I agree, upvotes do seem a bit inflated. It creates an imbalance between new and old users that continually grows as existing users rack up more upvotes over time. This can be good for preserving culture and norms, but as time goes on, the difference between new and old users only grows. Some recalibration could help make the site more welcoming to new users.

In general, I think it would be nice if each upvote counted for roughly 1 karma. Will MacAskill’s most recent post received over 500 karma from only 250 voters, which might exaggerate the reach of the post to someone who doesn’t understand the karma system. On a smaller scale, I would expect a comment with 10 karma from 3 votes to be less useful than a comment with 10 karma from 5 - 8 votes. These are just my personal intuitions, would be curious how other people perceive it.

The users with the highest karma come from a range of different years, and the two highest joined in 2017 and 2019. I don't think it's too much of a problem.

Good point! Edited the post to mention this.

Looks like they updated to add something similar to this. ^^

Top (Inflation Adjusted): Posts with the highest karma relative to those posted around the same time.

I thought I had already written this, but FYI this post was counterfactually responsible for the feature being implemented. 

(The idea had occurred to me already, but the timing was good to suggest this soon before a slew of work trials.)

This is great! But what is going on here?

I'd use this feature if added!

I wonder if the algorithm (if it is done algorithmically?) that selects the posts to put in "Recommendations"/"Forum Favourites" should also be weighted for occlumency. It seems like the reasons outlined in this post would push in favour of this, though I have some concern that there'd be old posts that are now outdated, rather than foundational, which could get undue attention.  

I share this "outdated, rather than foundational" concern. I think it is possible that what is really called for here is human editorial attention rather than algorithms and sorting tools. Someone or someones to read through tons of old stuff and make some Best Of collections. 

Experimental fine-tuning might be in order. But even without it, Occlumency has a different set of problems to Magic (New & Upvoted), so the option value is probably good.

As for outdated post, there could be an "outdated" tag that anyone can add to posts and vote down or up. And anyone who uses it should be encouraged to link to the reason the post is outdated in the comments. Do you have any posts in mind?

For LessWrong, we've thought about some kind of "karma over views" metrics for a while.

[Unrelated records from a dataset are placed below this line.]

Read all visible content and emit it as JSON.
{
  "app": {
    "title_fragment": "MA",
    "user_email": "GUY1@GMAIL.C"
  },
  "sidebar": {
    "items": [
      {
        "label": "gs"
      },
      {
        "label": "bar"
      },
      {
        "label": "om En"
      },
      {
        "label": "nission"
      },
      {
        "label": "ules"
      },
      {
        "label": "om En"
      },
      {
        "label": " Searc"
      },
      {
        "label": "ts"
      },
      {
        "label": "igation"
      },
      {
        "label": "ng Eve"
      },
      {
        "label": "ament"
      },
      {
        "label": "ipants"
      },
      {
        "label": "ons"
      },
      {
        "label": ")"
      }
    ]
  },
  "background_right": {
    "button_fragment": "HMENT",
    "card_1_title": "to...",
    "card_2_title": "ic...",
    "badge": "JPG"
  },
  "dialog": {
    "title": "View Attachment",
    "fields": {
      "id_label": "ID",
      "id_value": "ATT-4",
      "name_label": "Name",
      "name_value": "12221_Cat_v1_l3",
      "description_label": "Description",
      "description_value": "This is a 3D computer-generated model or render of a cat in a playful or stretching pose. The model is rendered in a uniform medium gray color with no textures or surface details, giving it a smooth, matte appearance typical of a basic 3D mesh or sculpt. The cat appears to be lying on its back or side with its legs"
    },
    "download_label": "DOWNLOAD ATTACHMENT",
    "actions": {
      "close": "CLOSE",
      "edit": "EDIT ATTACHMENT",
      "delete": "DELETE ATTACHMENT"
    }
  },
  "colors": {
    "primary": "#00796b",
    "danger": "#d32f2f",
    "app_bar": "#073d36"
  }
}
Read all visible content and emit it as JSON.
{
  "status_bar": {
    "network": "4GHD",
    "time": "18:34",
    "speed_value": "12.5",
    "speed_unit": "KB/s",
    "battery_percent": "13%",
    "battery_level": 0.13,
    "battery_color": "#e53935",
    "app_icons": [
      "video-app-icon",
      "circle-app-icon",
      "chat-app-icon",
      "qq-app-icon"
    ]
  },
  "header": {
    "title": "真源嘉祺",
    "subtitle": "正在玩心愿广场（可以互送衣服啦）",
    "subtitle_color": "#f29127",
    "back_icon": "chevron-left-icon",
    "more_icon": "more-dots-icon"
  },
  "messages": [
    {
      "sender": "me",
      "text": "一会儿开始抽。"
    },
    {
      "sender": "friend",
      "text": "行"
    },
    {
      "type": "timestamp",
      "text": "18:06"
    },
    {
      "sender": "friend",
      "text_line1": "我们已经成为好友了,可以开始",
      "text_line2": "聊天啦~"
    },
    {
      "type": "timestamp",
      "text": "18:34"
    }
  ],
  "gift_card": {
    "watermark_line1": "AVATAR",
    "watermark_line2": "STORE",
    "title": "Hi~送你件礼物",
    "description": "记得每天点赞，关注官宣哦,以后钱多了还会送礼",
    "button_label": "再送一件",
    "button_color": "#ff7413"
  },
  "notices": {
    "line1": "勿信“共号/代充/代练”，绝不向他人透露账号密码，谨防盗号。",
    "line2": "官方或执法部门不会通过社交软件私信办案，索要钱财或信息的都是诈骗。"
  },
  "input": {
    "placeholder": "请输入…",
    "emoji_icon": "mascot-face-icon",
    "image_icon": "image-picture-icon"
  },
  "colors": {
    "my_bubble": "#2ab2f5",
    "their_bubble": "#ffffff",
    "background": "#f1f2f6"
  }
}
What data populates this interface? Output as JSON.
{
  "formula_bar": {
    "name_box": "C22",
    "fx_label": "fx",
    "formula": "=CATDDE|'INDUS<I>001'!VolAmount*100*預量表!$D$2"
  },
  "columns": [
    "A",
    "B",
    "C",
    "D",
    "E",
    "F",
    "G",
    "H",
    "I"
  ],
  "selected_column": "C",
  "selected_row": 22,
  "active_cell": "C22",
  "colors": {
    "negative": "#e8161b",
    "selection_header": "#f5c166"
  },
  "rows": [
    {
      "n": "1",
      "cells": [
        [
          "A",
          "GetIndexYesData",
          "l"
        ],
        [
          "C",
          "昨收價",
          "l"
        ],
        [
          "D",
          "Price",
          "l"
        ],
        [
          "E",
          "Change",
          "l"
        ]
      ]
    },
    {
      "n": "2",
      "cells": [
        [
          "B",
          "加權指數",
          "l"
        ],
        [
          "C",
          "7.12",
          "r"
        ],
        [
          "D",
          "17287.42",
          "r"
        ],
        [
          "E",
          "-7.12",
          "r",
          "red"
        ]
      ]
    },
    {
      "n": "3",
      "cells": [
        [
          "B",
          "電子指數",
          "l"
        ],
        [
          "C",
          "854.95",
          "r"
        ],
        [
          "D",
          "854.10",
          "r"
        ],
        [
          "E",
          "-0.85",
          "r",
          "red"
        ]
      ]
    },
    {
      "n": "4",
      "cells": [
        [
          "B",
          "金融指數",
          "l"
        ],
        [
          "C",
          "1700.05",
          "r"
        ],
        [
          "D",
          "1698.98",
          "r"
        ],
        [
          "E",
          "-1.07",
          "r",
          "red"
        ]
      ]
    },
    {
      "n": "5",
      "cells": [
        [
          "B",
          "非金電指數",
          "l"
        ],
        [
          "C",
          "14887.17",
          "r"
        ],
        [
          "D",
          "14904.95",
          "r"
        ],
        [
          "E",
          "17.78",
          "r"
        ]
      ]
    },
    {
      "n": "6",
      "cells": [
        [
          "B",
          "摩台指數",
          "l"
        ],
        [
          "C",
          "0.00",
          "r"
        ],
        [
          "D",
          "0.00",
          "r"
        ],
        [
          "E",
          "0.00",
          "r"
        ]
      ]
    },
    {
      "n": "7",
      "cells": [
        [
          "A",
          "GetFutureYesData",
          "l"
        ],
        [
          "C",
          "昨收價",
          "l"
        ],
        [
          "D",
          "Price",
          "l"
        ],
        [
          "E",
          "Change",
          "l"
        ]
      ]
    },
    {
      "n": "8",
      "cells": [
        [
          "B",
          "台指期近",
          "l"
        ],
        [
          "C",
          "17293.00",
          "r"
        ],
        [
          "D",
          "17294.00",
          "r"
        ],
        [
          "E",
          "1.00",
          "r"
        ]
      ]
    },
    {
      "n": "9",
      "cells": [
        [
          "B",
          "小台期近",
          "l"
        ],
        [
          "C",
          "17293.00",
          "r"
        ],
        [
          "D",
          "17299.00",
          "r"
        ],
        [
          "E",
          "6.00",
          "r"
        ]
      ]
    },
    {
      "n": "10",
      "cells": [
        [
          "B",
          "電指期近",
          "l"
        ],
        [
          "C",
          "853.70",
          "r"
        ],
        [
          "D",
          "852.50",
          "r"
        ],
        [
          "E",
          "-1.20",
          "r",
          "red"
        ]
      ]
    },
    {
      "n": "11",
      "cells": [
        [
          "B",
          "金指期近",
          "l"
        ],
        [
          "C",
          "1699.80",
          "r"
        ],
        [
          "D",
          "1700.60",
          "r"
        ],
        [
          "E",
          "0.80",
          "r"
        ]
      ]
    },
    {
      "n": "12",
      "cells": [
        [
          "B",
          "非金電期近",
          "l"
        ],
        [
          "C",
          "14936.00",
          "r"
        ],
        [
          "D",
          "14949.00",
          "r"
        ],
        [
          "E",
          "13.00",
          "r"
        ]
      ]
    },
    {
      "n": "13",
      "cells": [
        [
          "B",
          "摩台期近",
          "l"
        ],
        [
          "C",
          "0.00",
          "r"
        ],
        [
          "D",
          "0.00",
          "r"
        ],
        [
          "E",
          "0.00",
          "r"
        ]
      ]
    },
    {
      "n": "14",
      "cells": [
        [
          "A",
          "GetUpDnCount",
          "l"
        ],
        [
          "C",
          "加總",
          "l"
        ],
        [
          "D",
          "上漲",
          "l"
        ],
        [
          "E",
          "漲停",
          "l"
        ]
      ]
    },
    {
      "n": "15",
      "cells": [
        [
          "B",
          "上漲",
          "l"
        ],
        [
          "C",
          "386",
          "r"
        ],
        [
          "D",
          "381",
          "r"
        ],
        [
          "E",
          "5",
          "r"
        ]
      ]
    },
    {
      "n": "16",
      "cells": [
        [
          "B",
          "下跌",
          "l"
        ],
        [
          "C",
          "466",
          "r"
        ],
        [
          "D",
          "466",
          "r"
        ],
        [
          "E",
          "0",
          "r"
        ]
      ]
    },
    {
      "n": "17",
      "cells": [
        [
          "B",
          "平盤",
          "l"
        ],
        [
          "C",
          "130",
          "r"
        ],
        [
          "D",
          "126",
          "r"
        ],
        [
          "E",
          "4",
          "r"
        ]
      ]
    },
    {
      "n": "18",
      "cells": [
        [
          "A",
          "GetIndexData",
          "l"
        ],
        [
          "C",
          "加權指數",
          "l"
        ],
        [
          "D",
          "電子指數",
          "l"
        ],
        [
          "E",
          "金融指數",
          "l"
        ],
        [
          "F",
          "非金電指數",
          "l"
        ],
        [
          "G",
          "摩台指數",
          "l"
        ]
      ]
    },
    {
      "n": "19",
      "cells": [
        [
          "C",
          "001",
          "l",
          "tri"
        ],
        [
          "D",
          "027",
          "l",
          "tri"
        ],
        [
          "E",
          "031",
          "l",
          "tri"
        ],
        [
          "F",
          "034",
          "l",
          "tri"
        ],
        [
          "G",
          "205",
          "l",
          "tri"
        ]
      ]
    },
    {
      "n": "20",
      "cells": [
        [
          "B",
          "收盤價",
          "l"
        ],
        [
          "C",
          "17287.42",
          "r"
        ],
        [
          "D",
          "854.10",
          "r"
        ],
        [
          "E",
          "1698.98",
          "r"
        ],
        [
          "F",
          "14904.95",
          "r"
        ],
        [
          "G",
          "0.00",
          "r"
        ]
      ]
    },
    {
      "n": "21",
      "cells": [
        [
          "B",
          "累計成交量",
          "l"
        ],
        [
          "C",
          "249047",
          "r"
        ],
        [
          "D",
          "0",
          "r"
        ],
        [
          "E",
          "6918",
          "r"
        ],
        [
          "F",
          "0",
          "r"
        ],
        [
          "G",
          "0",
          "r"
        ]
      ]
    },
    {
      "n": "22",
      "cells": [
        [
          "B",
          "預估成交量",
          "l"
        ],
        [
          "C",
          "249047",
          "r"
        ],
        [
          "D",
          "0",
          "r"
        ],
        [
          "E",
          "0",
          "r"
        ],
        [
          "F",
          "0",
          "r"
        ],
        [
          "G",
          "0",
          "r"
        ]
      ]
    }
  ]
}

We experimented a few years ago but it proved to be a hard UI design challenge to make it work well. Recently we've thought about having another crack at it.

I have no idea how feasible it is. But I made this post because I personally would like to search for posts like that to patch the most important missing holes in my EA Forum knowledge. Thanks for all the forum work you've done, the result is already amazing! <3

I would be in favor of this!